Thinking about Changing Jobs?Oct 04, 2021 07:29AM ● By Griggers Wealth Management
If you are considering changing jobs, you need to know your options regarding your employer’s qualified retirement plan. Before you examine your options, there are two factors many people fail to look at before moving forward. The first is an outstanding loan on the plan. Once you leave employment with the company, the loan is considered outstanding and the money will be considered withdrawn from the account—bringing taxes no matter your age and a penalty of 10% if under 59 ½. To avoid this issue, pay off your loan before terminating employment. The second factor is the vesting schedule on the current plan. Many plans have a 5-year vesting schedule with 20% being vested each year and all of it being vested at the end of 5 years. If you are close to one of the anniversaries, it may be to your benefit to negotiate a later start date with the new job. Imagine losing 20% of the monies contributed by the employer due to not knowing the vesting schedule—a painful lesson.
Once you have turned in your resignation, you have four options concerning your qualified retirement plan.

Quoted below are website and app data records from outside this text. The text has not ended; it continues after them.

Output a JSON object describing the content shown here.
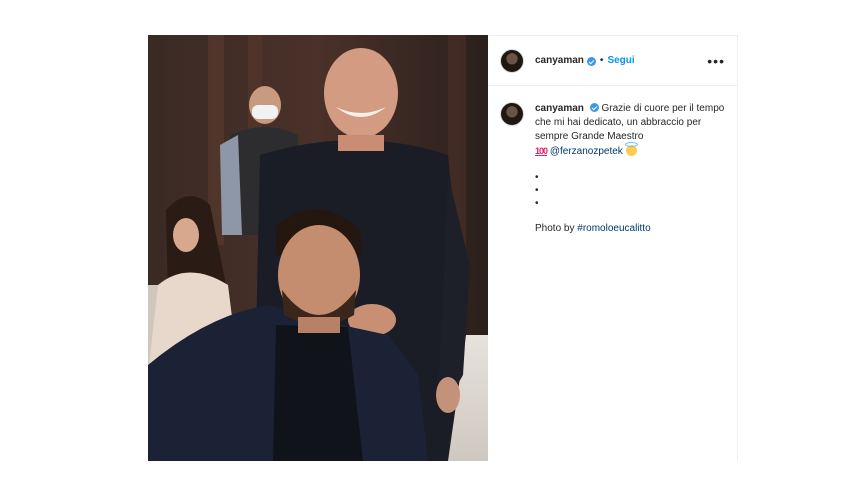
{
  "post": {
    "username": "canyaman",
    "separator": "•",
    "follow_label": "Segui",
    "more_label": "•••",
    "caption": {
      "username": "canyaman",
      "text": "Grazie di cuore per il tempo che mi hai dedicato, un abbraccio per sempre Grande Maestro",
      "emoji_100": "100",
      "mention": "@ferzanozpetek",
      "dots": [
        "•",
        "•",
        "•"
      ],
      "credit_prefix": "Photo by ",
      "hashtag": "#romoloeucalitto"
    }
  },
  "colors": {
    "accent": "#0095f6",
    "verified": "#3897f0",
    "link": "#00376b",
    "text": "#262626"
  }
}
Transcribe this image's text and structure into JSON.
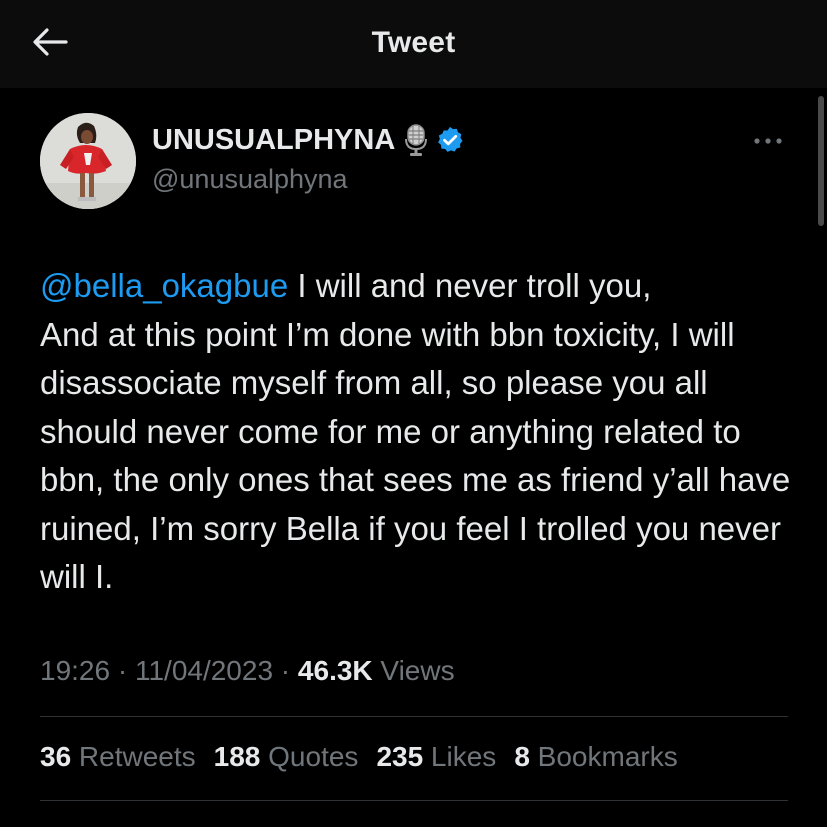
{
  "header": {
    "title": "Tweet",
    "back_icon": "arrow-left-icon"
  },
  "author": {
    "name": "UNUSUALPHYNA",
    "handle": "@unusualphyna",
    "badge_icon": "microphone-icon",
    "verified_icon": "verified-badge-icon",
    "verified_color": "#1d9bf0"
  },
  "more_icon": "more-horizontal-icon",
  "tweet": {
    "mention": "@bella_okagbue",
    "body": " I will and never troll you,\nAnd at this point I’m done with bbn toxicity, I will disassociate myself from all, so please you all should never come for me or anything related to bbn, the only ones that sees me as friend y’all have ruined, I’m sorry Bella if you feel I trolled you never will I."
  },
  "meta": {
    "time": "19:26",
    "sep1": " · ",
    "date": "11/04/2023",
    "sep2": " · ",
    "views_count": "46.3K",
    "views_label": " Views"
  },
  "stats": {
    "retweets_count": "36",
    "retweets_label": " Retweets",
    "quotes_count": "188",
    "quotes_label": " Quotes",
    "likes_count": "235",
    "likes_label": " Likes",
    "bookmarks_count": "8",
    "bookmarks_label": " Bookmarks"
  },
  "colors": {
    "background": "#000000",
    "header_bg": "#0c0c0c",
    "text": "#e7e9ea",
    "secondary_text": "#71767b",
    "link": "#1d9bf0",
    "divider": "#2f3336"
  }
}
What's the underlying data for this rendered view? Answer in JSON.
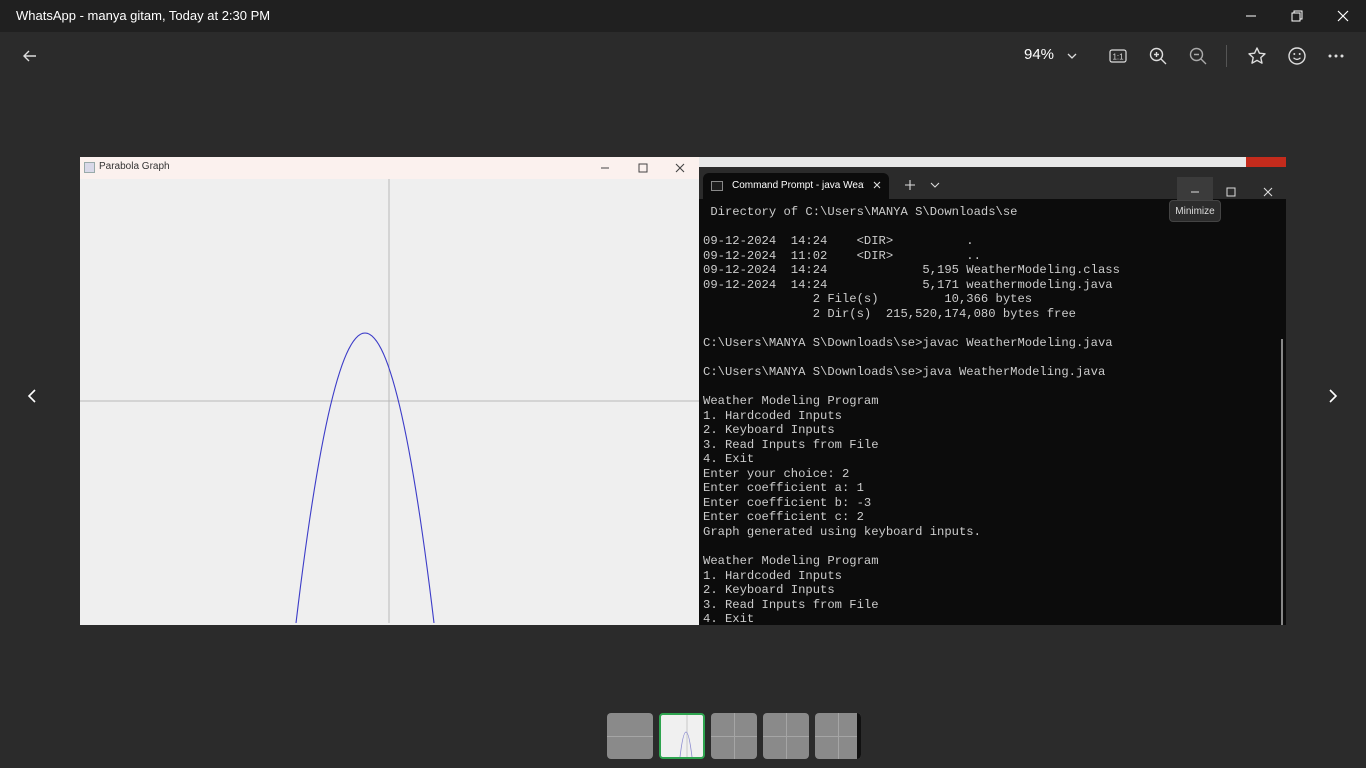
{
  "window": {
    "title": "WhatsApp - manya gitam, Today at 2:30 PM"
  },
  "toolbar": {
    "zoom_level": "94%"
  },
  "java_window": {
    "title": "Parabola Graph"
  },
  "terminal": {
    "tab_label": "Command Prompt - java  WeatherModeling.java",
    "tooltip": "Minimize",
    "lines": [
      " Directory of C:\\Users\\MANYA S\\Downloads\\se",
      "",
      "09-12-2024  14:24    <DIR>          .",
      "09-12-2024  11:02    <DIR>          ..",
      "09-12-2024  14:24             5,195 WeatherModeling.class",
      "09-12-2024  14:24             5,171 weathermodeling.java",
      "               2 File(s)         10,366 bytes",
      "               2 Dir(s)  215,520,174,080 bytes free",
      "",
      "C:\\Users\\MANYA S\\Downloads\\se>javac WeatherModeling.java",
      "",
      "C:\\Users\\MANYA S\\Downloads\\se>java WeatherModeling.java",
      "",
      "Weather Modeling Program",
      "1. Hardcoded Inputs",
      "2. Keyboard Inputs",
      "3. Read Inputs from File",
      "4. Exit",
      "Enter your choice: 2",
      "Enter coefficient a: 1",
      "Enter coefficient b: -3",
      "Enter coefficient c: 2",
      "Graph generated using keyboard inputs.",
      "",
      "Weather Modeling Program",
      "1. Hardcoded Inputs",
      "2. Keyboard Inputs",
      "3. Read Inputs from File",
      "4. Exit"
    ]
  },
  "colors": {
    "accent_green": "#2ea44f",
    "curve_blue": "#3c3cc8",
    "terminal_text": "#cccccc"
  },
  "icons": [
    "back-arrow-icon",
    "chevron-down-icon",
    "actual-size-icon",
    "zoom-in-icon",
    "zoom-out-icon",
    "star-icon",
    "emoji-icon",
    "more-icon",
    "chevron-left-icon",
    "chevron-right-icon",
    "minimize-icon",
    "maximize-icon",
    "close-icon"
  ]
}
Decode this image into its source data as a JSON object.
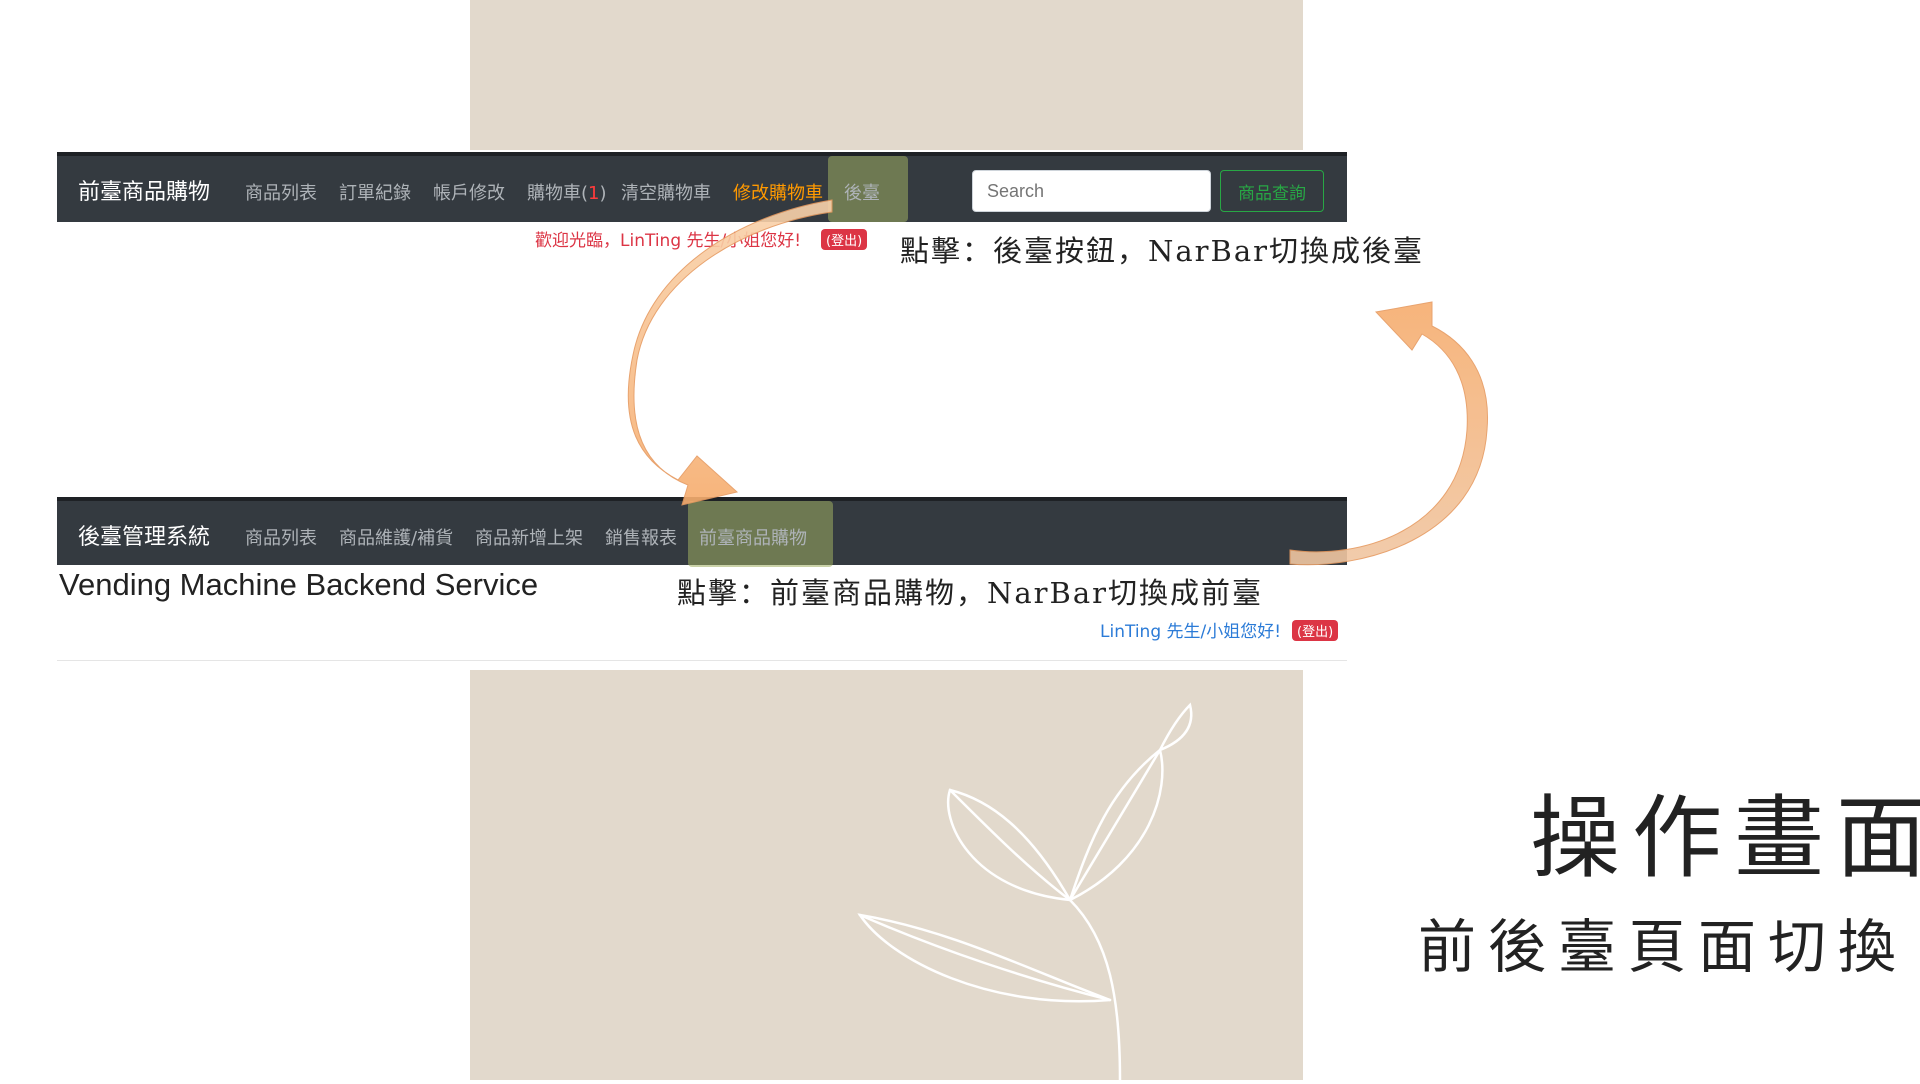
{
  "frontend_nav": {
    "brand": "前臺商品購物",
    "items": [
      {
        "label": "商品列表"
      },
      {
        "label": "訂單紀錄"
      },
      {
        "label": "帳戶修改"
      }
    ],
    "cart_label": "購物車(",
    "cart_count": "1",
    "cart_close": ")",
    "clear_cart": "清空購物車",
    "modify_cart": "修改購物車",
    "backend_link": "後臺",
    "search_placeholder": "Search",
    "query_button": "商品查詢"
  },
  "frontend_welcome": {
    "text": "歡迎光臨，LinTing 先生/小姐您好!",
    "logout": "(登出)"
  },
  "backend_nav": {
    "brand": "後臺管理系統",
    "items": [
      {
        "label": "商品列表"
      },
      {
        "label": "商品維護/補貨"
      },
      {
        "label": "商品新增上架"
      },
      {
        "label": "銷售報表"
      }
    ],
    "frontend_link": "前臺商品購物"
  },
  "backend_page": {
    "title": "Vending Machine Backend Service",
    "welcome": "LinTing 先生/小姐您好!",
    "logout": "(登出)"
  },
  "annotations": {
    "top": "點擊：後臺按鈕，NarBar切換成後臺",
    "bottom": "點擊：前臺商品購物，NarBar切換成前臺"
  },
  "slide": {
    "title": "操作畫面",
    "subtitle": "前後臺頁面切換"
  },
  "colors": {
    "navbar": "#343a40",
    "beige_panel": "#e2d9cc",
    "active_orange": "#ff9900",
    "highlight": "#9fad60",
    "arrow": "#f7b27c"
  }
}
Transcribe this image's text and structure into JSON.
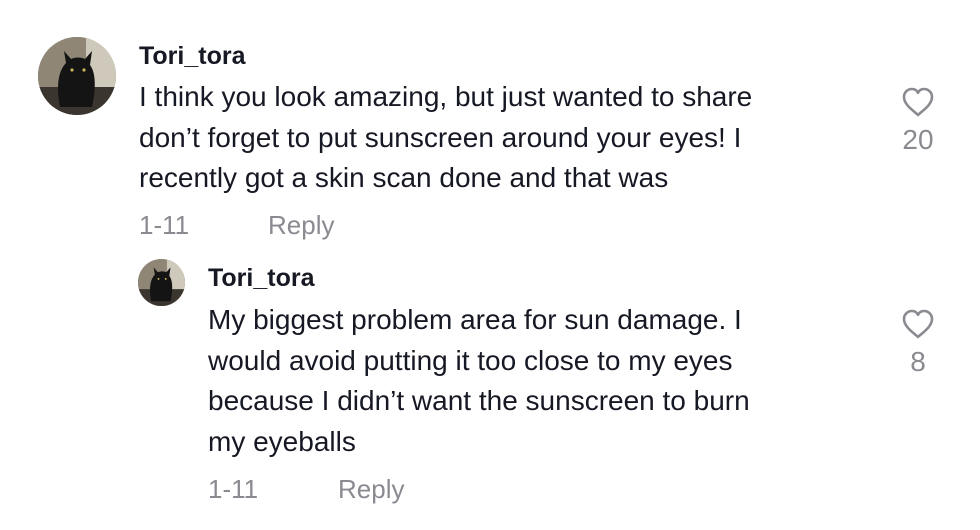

Each has its own advantages and disadvantages, and plans are not necessarily all the same. Your company may have its own little differences that make one option better than the others.
The first choice is to leave the funds at your previous employer. If you are unsure of what you want to do with the money, there may be some benefit to leaving the funds where they are. The monies will continue to grow tax-deferred, and you can make a decision at a later date to roll them over to an IRA or to your new employer’s plan.
The second choice is to take the cash in lump sum. This option exposes the monies to income taxes and will require them to be paid. There is also the additional 10% penalty if you are under age 59 ½. There are few exceptions to this rule. The majority of the time, this is the most expensive choice. The law requires that the former employer withhold 20% of the taxable portion of the lump sum for federal income taxes. Many times, this is not sufficient to cover the taxes owed and the remainder will be due on April 15th of the following year. The tax burden and the penalty take much of your retirement money.
The third choice is to Rollover or transfer within 60 days. If you receive a cash or lump sum distribution, you have 60 days in which to transfer the funds to either a rollover IRA or your new 401(k) plan at your new job. If you fail to transfer the funds within the 60 days, the total amount will be taxable to you in the year it was withdrawn. And if you are under 59 ½, you will owe the 10% penalty on the distributions unless there is an exception. Successfully rolling the funds into an IRA or into your new 401(k) keeps them growing tax-deferred and out of taxable income for the year.
The fourth choice is to make a direct transfer. The distribution can be transferred from the current custodian of your 401(k) plan to the new custodian of your new 401(k) plan or rollover IRA. Since you do not receive the funds, there is no 20% withholding. If your plan has Roth contributions, you will want to make sure that you have a Roth account to move those funds into. You do not want to mix the tax-deductible funds with your non-tax-deductible funds. It could cause all of them to be taxable since you may not be able to separate the amounts years in the future. Each company that has a 401(k) plan will give you a list of your options for your qualified retirement plan. Please read it carefully and make sure you know all your options. If you are unsure of your options, ask a qualified investment advisor to help you understand the rules of the game.
Billy Griggers, CLU ChFC
Securities and advisory services offered through LPL Financial, a registered investment advisor, Member FINRA/SIPC.